• Anne-Lizé Botha
• Henrietta Catharina Botha
• Anna Susanna Blignaut.
From the memory of the official police photographer
JOBURG – We speak to the official police photographer of the Westdene Dam disaster.
Nico Paizes was the official police photographer on 27 March 1985 and when he arrived, many of the children had already been taken to either the hospital or the mortuary.
Even though many of the thousands of people still surrounded the dam it was eerily quiet, he said.
Paizes, like many others, still wonder how the accident could have happened. He said that among police officers many speculations formed. “Something must have happened,” he said.
Afterwards, Paizes said, weights, representing the children, were put on a test bus and a stunt driver tried to recreate the incident to try and determine what could have happened, but the bus never landed in the water, he said.
Despite the nature of his work, Paizes said he could not help but think it could have been his own children or someone in his family.
“I had to switch myself off so that I could do my job.”
And his job was to identify all points of interest surrounding the investigation at the scene. He took aerial pictures of where the bus went over and where it sank; he took pictures of the bus after it was lifted out of the water.

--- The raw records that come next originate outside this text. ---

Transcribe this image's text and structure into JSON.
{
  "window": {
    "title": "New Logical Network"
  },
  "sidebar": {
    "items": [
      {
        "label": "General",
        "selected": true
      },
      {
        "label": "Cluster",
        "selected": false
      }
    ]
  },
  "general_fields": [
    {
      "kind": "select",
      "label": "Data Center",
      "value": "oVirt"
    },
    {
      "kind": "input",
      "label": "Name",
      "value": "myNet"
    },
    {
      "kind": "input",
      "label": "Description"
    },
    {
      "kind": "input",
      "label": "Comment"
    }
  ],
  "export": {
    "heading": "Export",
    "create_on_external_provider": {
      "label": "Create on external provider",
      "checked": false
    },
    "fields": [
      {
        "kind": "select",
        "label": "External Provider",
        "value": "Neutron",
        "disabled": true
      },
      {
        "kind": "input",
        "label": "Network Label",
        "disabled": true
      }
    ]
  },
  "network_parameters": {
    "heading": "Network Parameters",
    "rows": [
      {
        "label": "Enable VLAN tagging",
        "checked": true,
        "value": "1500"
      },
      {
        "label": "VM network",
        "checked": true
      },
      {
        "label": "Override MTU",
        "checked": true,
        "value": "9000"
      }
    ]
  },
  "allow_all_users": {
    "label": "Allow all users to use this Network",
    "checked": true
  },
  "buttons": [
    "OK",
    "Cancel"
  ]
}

The bus driver survived and was treated at the then JG Strijdom Hospital.
He could, however, not remember what had happened.